*AIM OF THE TASK*: Please filter the data down to the lines that include the word "time" and copy them.

*MATERIAL PROVIDED*:
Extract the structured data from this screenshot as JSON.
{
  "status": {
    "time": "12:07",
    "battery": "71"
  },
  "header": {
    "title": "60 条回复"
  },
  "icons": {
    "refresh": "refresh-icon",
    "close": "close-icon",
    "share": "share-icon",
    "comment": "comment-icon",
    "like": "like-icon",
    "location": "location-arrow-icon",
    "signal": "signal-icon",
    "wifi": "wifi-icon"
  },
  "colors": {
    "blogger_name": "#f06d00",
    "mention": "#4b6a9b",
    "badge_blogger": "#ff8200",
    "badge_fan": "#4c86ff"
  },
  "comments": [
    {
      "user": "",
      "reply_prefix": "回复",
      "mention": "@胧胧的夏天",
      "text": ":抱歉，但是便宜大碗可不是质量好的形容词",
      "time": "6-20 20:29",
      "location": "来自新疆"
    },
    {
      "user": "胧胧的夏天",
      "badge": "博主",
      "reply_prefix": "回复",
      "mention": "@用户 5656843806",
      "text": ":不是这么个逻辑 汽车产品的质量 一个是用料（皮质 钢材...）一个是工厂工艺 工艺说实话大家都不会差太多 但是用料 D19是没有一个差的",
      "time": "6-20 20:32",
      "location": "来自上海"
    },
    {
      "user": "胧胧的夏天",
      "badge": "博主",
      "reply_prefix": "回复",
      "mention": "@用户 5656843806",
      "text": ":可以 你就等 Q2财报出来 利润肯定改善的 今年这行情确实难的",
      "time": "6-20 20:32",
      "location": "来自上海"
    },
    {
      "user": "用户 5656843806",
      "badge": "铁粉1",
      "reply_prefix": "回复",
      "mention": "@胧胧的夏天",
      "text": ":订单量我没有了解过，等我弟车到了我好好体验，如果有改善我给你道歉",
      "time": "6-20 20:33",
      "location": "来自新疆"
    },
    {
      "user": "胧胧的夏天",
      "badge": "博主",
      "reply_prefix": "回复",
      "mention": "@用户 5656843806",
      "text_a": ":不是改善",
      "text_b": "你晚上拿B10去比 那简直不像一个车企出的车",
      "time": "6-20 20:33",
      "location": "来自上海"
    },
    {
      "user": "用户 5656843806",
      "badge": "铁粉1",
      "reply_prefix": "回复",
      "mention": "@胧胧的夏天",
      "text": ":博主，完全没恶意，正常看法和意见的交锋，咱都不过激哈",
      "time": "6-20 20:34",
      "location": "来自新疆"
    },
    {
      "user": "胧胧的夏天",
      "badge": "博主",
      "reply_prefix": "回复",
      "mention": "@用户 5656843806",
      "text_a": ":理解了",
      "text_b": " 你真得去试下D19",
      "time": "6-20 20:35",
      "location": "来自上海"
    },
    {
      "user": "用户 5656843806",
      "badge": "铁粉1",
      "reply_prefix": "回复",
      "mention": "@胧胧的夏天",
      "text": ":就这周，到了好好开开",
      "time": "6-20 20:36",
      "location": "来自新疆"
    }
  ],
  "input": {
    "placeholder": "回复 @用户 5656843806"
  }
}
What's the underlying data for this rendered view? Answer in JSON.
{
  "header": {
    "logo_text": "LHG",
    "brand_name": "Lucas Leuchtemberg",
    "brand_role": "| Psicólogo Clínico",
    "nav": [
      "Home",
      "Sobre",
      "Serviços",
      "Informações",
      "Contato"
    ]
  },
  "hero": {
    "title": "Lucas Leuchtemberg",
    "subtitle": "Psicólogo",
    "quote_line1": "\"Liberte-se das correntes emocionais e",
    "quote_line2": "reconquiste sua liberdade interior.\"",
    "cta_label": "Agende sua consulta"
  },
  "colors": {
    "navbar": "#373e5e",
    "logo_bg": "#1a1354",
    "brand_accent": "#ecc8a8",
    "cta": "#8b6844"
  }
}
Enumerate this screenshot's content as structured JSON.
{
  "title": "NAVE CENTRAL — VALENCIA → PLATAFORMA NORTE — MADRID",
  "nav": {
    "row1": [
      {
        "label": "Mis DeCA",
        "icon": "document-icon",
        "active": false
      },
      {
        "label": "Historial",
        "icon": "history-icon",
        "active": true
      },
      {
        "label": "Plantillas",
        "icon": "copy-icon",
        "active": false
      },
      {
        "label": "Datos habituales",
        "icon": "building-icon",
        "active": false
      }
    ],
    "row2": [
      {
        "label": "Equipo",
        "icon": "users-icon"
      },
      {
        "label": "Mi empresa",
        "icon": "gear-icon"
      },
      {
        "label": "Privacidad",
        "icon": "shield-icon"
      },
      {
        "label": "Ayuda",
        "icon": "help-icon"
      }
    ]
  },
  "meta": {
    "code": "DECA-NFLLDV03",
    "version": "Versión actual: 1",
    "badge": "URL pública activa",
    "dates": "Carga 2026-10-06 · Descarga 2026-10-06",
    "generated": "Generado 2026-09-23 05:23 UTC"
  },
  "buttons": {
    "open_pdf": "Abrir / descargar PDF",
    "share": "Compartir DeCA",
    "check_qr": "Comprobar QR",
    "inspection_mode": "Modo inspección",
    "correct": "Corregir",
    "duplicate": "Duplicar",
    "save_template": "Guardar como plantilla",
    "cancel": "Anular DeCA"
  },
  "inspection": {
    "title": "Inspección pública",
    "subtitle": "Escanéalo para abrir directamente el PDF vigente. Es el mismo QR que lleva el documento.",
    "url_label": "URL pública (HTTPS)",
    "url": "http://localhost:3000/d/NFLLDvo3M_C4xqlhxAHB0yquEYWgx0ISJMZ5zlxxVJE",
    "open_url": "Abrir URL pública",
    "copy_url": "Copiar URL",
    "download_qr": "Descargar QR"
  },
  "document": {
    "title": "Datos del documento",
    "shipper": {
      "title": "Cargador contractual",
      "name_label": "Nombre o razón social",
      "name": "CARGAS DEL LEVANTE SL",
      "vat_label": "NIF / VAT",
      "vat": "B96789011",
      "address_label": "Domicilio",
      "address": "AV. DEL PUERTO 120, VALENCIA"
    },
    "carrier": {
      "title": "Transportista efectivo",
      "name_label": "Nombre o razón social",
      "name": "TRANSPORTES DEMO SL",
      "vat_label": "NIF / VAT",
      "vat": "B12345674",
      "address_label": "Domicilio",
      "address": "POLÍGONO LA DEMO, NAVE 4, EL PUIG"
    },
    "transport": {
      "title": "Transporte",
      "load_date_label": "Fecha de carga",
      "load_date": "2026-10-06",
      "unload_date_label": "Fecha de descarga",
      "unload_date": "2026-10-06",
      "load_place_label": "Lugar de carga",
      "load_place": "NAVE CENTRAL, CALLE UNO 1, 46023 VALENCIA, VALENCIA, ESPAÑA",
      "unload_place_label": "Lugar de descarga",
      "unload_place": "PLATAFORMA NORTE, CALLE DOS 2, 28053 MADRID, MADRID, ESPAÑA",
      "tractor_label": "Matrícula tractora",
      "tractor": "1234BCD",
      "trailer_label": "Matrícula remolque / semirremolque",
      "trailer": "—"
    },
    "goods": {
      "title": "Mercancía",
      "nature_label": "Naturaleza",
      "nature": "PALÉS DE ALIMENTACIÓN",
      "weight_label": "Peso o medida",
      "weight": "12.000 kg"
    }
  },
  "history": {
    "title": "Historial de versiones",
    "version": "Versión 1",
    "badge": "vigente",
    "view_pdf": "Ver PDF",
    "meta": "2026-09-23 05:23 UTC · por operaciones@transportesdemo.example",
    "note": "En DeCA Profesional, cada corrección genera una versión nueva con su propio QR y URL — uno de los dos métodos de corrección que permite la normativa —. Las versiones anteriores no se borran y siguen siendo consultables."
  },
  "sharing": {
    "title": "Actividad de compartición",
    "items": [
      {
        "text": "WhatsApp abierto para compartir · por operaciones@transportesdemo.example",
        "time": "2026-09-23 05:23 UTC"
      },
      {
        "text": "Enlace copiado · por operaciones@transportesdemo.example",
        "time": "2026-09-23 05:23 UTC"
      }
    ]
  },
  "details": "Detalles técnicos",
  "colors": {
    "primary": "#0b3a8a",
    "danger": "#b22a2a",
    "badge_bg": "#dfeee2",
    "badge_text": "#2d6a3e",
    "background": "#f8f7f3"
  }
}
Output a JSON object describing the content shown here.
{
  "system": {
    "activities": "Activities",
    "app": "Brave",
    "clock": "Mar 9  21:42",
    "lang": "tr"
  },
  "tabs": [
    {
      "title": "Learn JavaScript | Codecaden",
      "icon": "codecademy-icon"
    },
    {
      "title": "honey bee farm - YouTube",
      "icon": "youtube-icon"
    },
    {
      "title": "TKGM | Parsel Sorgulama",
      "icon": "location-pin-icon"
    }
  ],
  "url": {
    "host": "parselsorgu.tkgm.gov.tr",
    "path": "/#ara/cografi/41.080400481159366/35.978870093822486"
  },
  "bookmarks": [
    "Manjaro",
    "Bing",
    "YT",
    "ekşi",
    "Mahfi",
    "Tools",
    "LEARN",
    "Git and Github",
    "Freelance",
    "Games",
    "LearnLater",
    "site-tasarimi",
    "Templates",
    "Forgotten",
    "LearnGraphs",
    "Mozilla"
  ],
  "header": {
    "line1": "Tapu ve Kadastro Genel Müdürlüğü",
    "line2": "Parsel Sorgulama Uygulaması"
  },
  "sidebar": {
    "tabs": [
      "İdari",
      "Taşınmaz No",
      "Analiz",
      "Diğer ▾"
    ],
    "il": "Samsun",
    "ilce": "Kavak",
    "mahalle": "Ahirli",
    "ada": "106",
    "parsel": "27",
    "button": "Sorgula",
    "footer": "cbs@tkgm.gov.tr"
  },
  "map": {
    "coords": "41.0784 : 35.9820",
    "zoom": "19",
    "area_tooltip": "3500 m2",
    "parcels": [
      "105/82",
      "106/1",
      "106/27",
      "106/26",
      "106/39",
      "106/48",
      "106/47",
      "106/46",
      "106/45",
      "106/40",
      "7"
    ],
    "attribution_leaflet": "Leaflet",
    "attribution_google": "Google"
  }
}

*WRITTEN REPLY*:
    "time": "12:07",
      "time": "6-20 20:29",
      "time": "6-20 20:32",
      "time": "6-20 20:32",
      "time": "6-20 20:33",
      "time": "6-20 20:33",
      "time": "6-20 20:34",
      "time": "6-20 20:35",
      "time": "6-20 20:36",
        "time": "2026-09-23 05:23 UTC"
        "time": "2026-09-23 05:23 UTC"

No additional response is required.